Son-Kul Lake, Kyrgyzstan
Son-Kul Lake (Sonkel, Sonkul) is located in the north-west of the Naryn region of Kyrgyzstan. This is the second largest lake in the country after Issyk-Kul.
Son-Kul in Kyrgyz means "lake where wild ducks live". The lake is located in the gorges of the Tien Shan at an altitude of 3016 meters above sea level. Son-Kul covers an area of 278 square kilometers and extends in length by 28 kilometers, in width by 18 kilometers. The average depth is 8.6 meters, the maximum is almost 14 meters.
The lake is partially located in the Karatal-Zhapyryk State Reserve, founded in 1994. Whitefish, scaly and sparsely scaled osman, Tibetan and gray char, common marinka, peled and other fish species live in the waters of Son Kul. Curiously, because of the cold climate, there were no fish here at all until 1959. It was brought here for breeding purposes. There are also many birds living on the lake. Snow leopards, foxes and wolves live in coastal areas and mountains. There are practically no trees here, but there are a lot of medicinal herbs that the locals collect, dry and brew with boiling water. There are also edelweiss growing here.
Son-Kul is a lake formed as a result of melting glaciers. The river of the same name flows out of it, flowing into the Naryn. From the end of September to the beginning of June, the water in Son-Kul freezes. In this region in winter the temperature can reach -20 ° C. You can see the lake only in the warm season also because the road to the reservoir also freezes and it is impossible to get there because of the closed roads. Therefore, in winter, Son-Kul can be said to be uninhabited.

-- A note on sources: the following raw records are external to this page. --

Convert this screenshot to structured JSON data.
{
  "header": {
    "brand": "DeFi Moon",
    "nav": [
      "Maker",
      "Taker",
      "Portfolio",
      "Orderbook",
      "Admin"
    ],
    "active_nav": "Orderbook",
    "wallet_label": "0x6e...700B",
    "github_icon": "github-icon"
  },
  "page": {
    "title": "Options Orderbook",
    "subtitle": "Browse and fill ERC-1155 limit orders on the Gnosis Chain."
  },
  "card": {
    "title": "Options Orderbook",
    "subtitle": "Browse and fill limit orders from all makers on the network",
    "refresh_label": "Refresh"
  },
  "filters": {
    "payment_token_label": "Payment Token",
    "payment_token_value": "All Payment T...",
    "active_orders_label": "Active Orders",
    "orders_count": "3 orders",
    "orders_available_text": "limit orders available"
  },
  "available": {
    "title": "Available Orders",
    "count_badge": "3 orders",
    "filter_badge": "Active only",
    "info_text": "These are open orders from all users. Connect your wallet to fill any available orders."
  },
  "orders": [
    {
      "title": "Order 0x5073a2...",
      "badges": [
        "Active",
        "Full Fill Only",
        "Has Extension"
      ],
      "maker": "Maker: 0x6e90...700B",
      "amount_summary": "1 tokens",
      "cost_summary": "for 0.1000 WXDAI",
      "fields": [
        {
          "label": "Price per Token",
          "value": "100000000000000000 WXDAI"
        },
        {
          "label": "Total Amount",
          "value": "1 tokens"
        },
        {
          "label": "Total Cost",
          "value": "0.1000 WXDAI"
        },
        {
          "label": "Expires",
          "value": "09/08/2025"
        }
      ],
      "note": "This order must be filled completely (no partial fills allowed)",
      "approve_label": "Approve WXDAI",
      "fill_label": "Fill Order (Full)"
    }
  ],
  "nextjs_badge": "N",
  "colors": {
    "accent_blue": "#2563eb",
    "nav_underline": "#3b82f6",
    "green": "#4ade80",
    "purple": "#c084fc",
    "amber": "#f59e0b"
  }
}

The lake is amazing in its beauty. The azure color of the water attracts not only tourists, but also locals. Son-Kul is surrounded by green meadows, where flocks of sheep and horses graze in summer. Shepherds bring cattle here for the entire summer period, and they themselves live in specially installed yurts. Such pastures where people can live for months are called jailoos. In the cold season, yurts are rolled up.

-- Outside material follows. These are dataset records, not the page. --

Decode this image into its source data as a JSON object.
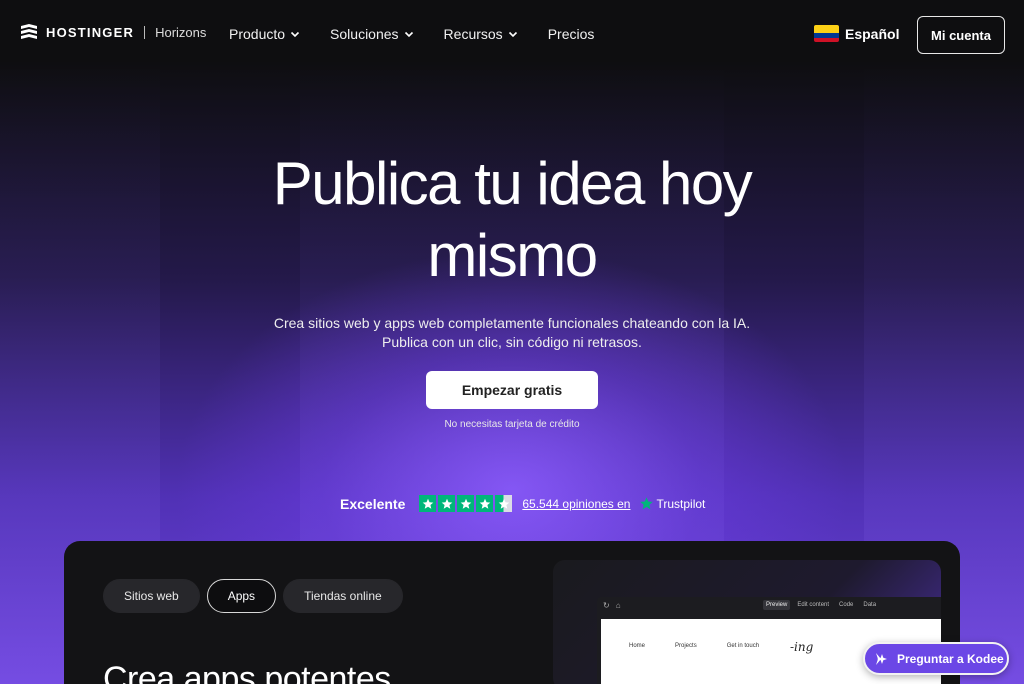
{
  "header": {
    "brand": "HOSTINGER",
    "brand_sub": "Horizons",
    "menu": [
      {
        "label": "Producto",
        "has_dropdown": true
      },
      {
        "label": "Soluciones",
        "has_dropdown": true
      },
      {
        "label": "Recursos",
        "has_dropdown": true
      },
      {
        "label": "Precios",
        "has_dropdown": false
      }
    ],
    "language": "Español",
    "account_label": "Mi cuenta"
  },
  "hero": {
    "title_line1": "Publica tu idea hoy",
    "title_line2": "mismo",
    "subtitle_line1": "Crea sitios web y apps web completamente funcionales chateando con la IA.",
    "subtitle_line2": "Publica con un clic, sin código ni retrasos.",
    "cta_label": "Empezar gratis",
    "cta_note": "No necesitas tarjeta de crédito"
  },
  "trust": {
    "rating_word": "Excelente",
    "stars": 4.5,
    "reviews_link": "65.544 opiniones en",
    "provider": "Trustpilot"
  },
  "showcase": {
    "tabs": [
      {
        "label": "Sitios web",
        "active": false
      },
      {
        "label": "Apps",
        "active": true
      },
      {
        "label": "Tiendas online",
        "active": false
      }
    ],
    "heading": "Crea apps potentes",
    "preview": {
      "toolbar_tabs": [
        {
          "label": "Preview",
          "active": true
        },
        {
          "label": "Edit content",
          "active": false
        },
        {
          "label": "Code",
          "active": false
        },
        {
          "label": "Data",
          "active": false
        }
      ],
      "site_nav": [
        "Home",
        "Projects",
        "Get in touch"
      ],
      "site_logo": "-ing"
    }
  },
  "assistant": {
    "label": "Preguntar a Kodee"
  },
  "colors": {
    "accent": "#6b47e6",
    "trustpilot_green": "#00b67a",
    "background": "#0e0e10"
  }
}
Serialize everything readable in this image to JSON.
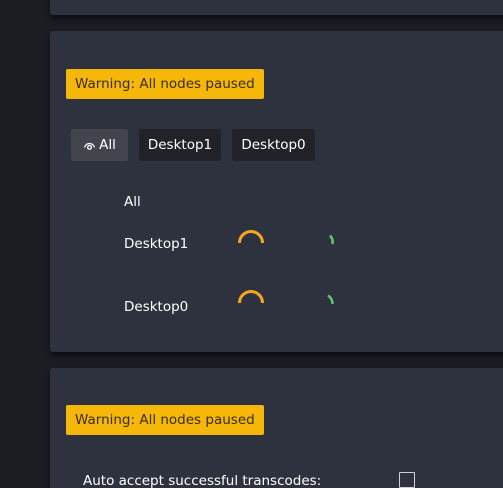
{
  "nodes_panel": {
    "warning": "Warning: All nodes paused",
    "tabs": [
      {
        "label": "All",
        "icon": "eye-icon"
      },
      {
        "label": "Desktop1"
      },
      {
        "label": "Desktop0"
      }
    ],
    "node_rows": [
      {
        "label": "All"
      },
      {
        "label": "Desktop1",
        "gauges": [
          {
            "icon": "orange-arc-gauge",
            "color": "#f5a623"
          },
          {
            "icon": "green-arc-gauge",
            "color": "#5fc56b"
          }
        ]
      },
      {
        "label": "Desktop0",
        "gauges": [
          {
            "icon": "orange-arc-gauge",
            "color": "#f5a623"
          },
          {
            "icon": "green-arc-gauge",
            "color": "#5fc56b"
          }
        ]
      }
    ]
  },
  "settings_panel": {
    "warning": "Warning: All nodes paused",
    "auto_accept_label": "Auto accept successful transcodes:",
    "auto_accept_checked": false
  },
  "colors": {
    "background": "#1c1d23",
    "card": "#2e323e",
    "warning": "#f5b70a",
    "tab": "#222329",
    "tab_active": "#42454e"
  }
}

You can get to Son-Kul from Bishkek in 6-7 hours by car. Most of the road is in normal condition, but there is also off-road. The path runs through picturesque hills. It should also be borne in mind that it is possible to see the beautiful panoramas of Son Kul only from the west coast. You can get to it through the Kalmak-Ashuu pass, the Terskey-Torpok pass, and to the southern coast – through the Moldo-Ashuu pass. If you want to get to Son-Kul on foot or by horse, it is most convenient to go through the Chilbel pass, Uzbek and Tuz-Ashuu.
If you want to join the real nomadic life, the locals will gladly rent out a national Kyrgyz yurt insulated with felt. By the way, there are no buildings near the lake. And the air temperature in this area even in summer may not exceed +15 °With the day, and at night and even drop to minus values. But there is no need to be afraid of cold weather: in addition to the natural insulation of the yurt, special wood-burning stoves are installed in it. You can also learn horse riding and fishing on the shore of Son Kul.
In the vicinity of the lake, you can find ancient rock carvings that indicate that shepherds brought cattle here many centuries ago.
On the northern shore of Lake Son-Kul stands the only building of the district. This is the mausoleum of Tailak Baatyr (gumbez Tailak), which was erected at the end of the XIX century. The Kyrgyz national hero lived in the late XVIII – early XIX century. He defended the land of modern Kyrgyzstan from the invasion of the Chinese and Kokand. His ally and brother Atanai is buried next to the hero.
Not far from Son-Kul is the village of Kok-Oi, where there is a source of mineral water Emel. It is said that the composition of this mineral water is identical to Borjomi.